● **Brief**:
What you return must be the full listing, word for word, with no images in it.

● **Data in this exercise**:

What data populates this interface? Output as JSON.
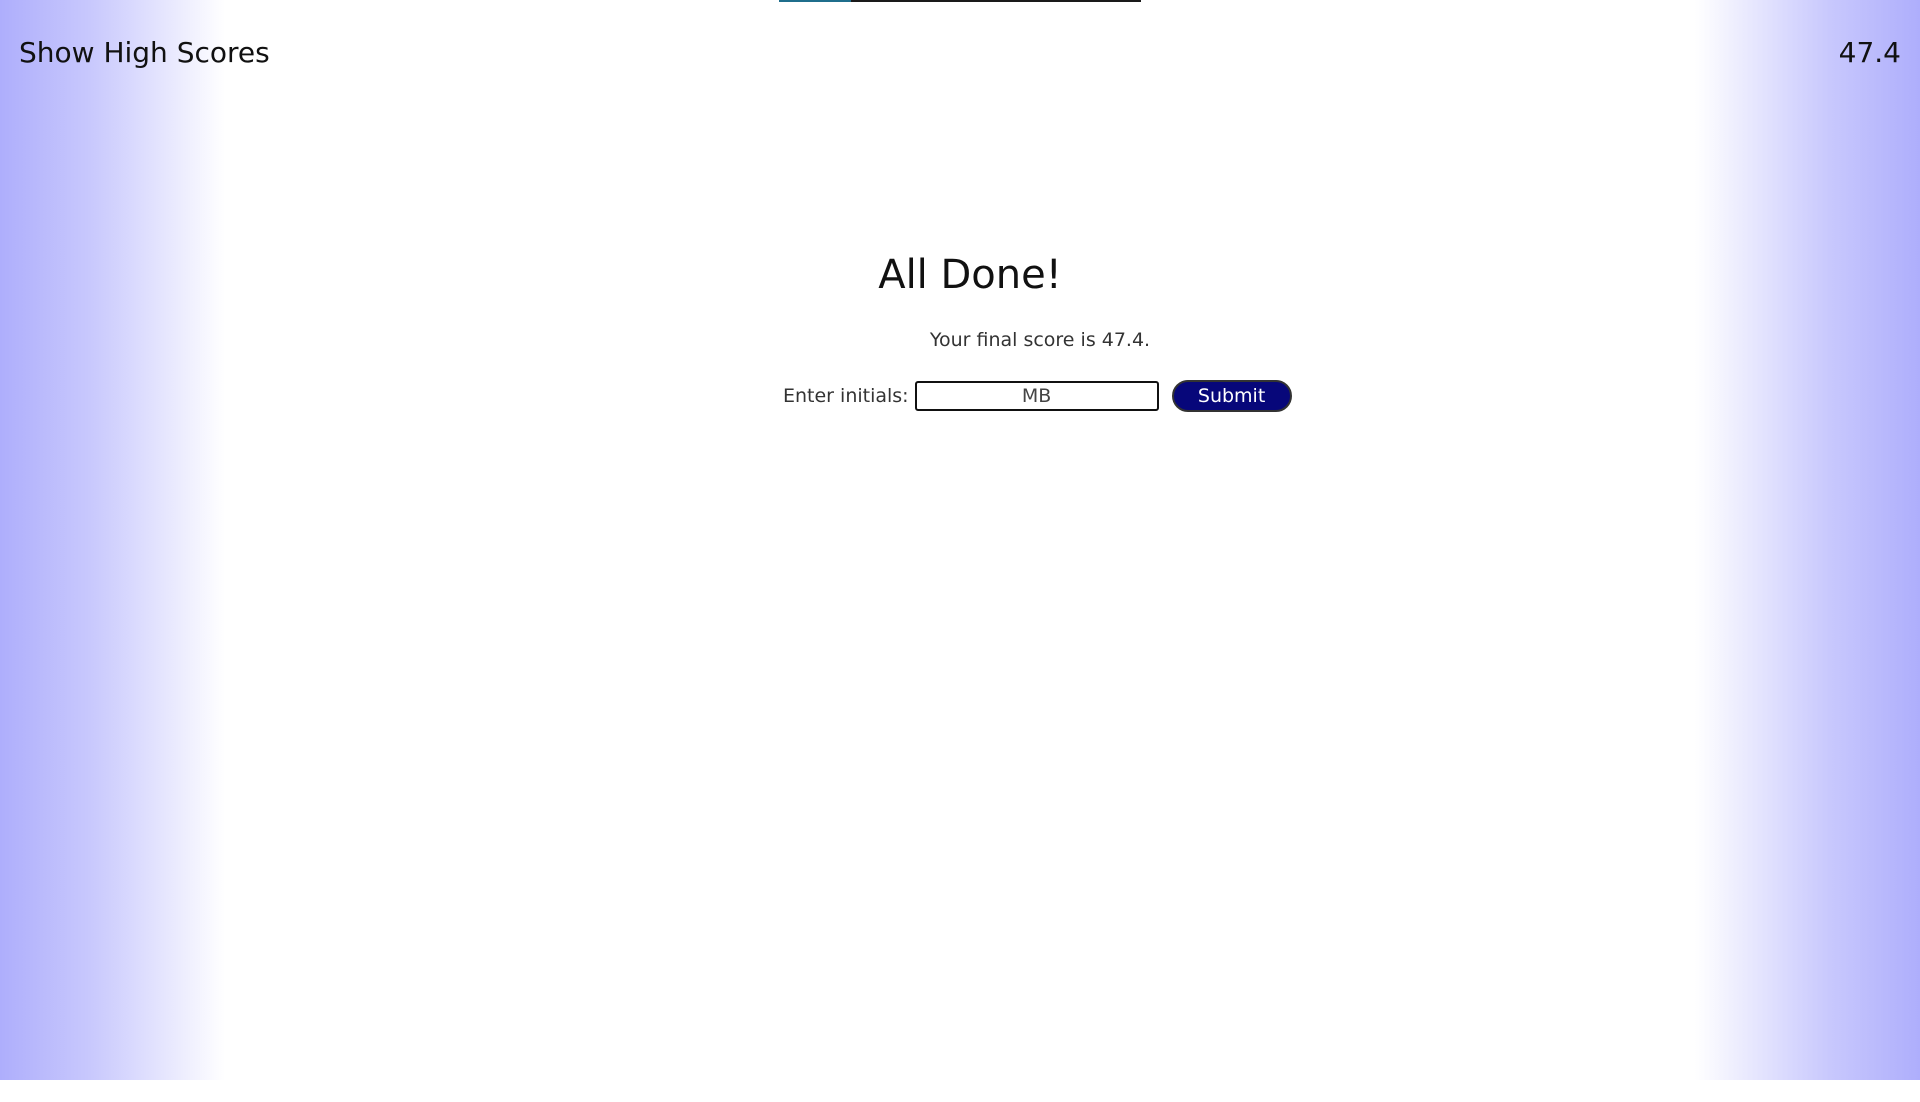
{
  "header": {
    "high_scores_label": "Show High Scores",
    "timer_value": "47.4",
    "timer_progress": 0.2
  },
  "end_screen": {
    "title": "All Done!",
    "score_text": "Your final score is 47.4.",
    "initials_label": "Enter initials:",
    "initials_value": "MB",
    "submit_label": "Submit"
  },
  "colors": {
    "side_gradient": "#aeaefc",
    "submit_background": "#07077a",
    "timer_fill": "#1f6e8c",
    "timer_track": "#1a1a1a"
  }
}
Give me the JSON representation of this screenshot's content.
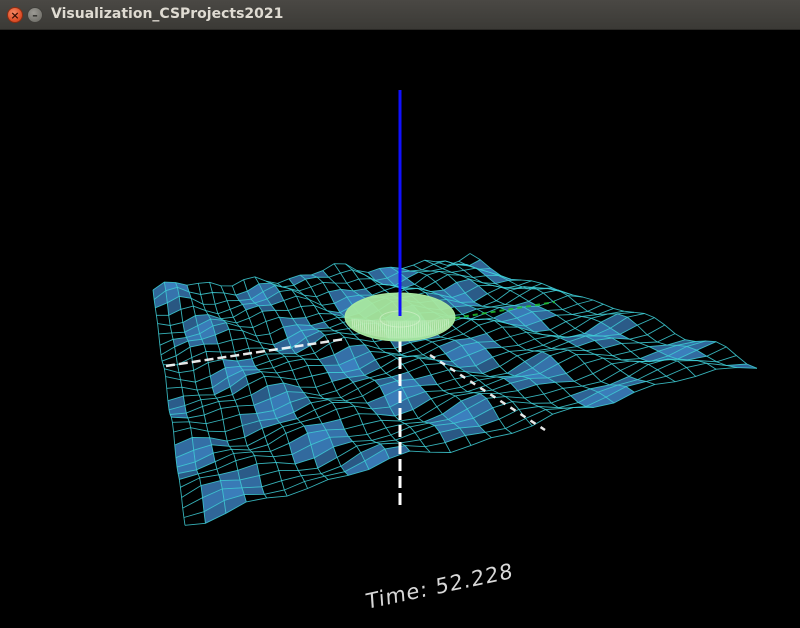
{
  "window": {
    "title": "Visualization_CSProjects2021",
    "close_glyph": "×",
    "minimize_glyph": "–"
  },
  "scene": {
    "time_text": "Time: 52.228",
    "colors": {
      "background": "#000000",
      "wave_fill": "#3f86c8",
      "wireframe": "#40d0d8",
      "vertical_axis": "#1010ff",
      "disc_fill": "#a8e8a0",
      "disc_stripes": "#d8f4d0",
      "axis_lines": "#ffffff",
      "green_axis": "#20c030",
      "time_text": "#d8d8d8"
    }
  }
}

● **Answer below**:
What data populates this interface? Output as JSON.
{
  "header": {
    "high_scores_label": "Show High Scores",
    "timer_value": "47.4",
    "timer_progress": 0.2
  },
  "end_screen": {
    "title": "All Done!",
    "score_text": "Your final score is 47.4.",
    "initials_label": "Enter initials:",
    "initials_value": "MB",
    "submit_label": "Submit"
  },
  "colors": {
    "side_gradient": "#aeaefc",
    "submit_background": "#07077a",
    "timer_fill": "#1f6e8c",
    "timer_track": "#1a1a1a"
  }
}
Give me the JSON representation of this screenshot's content.
{
  "window": {
    "title": "Visualization_CSProjects2021",
    "close_glyph": "×",
    "minimize_glyph": "–"
  },
  "scene": {
    "time_text": "Time: 52.228",
    "colors": {
      "background": "#000000",
      "wave_fill": "#3f86c8",
      "wireframe": "#40d0d8",
      "vertical_axis": "#1010ff",
      "disc_fill": "#a8e8a0",
      "disc_stripes": "#d8f4d0",
      "axis_lines": "#ffffff",
      "green_axis": "#20c030",
      "time_text": "#d8d8d8"
    }
  }
}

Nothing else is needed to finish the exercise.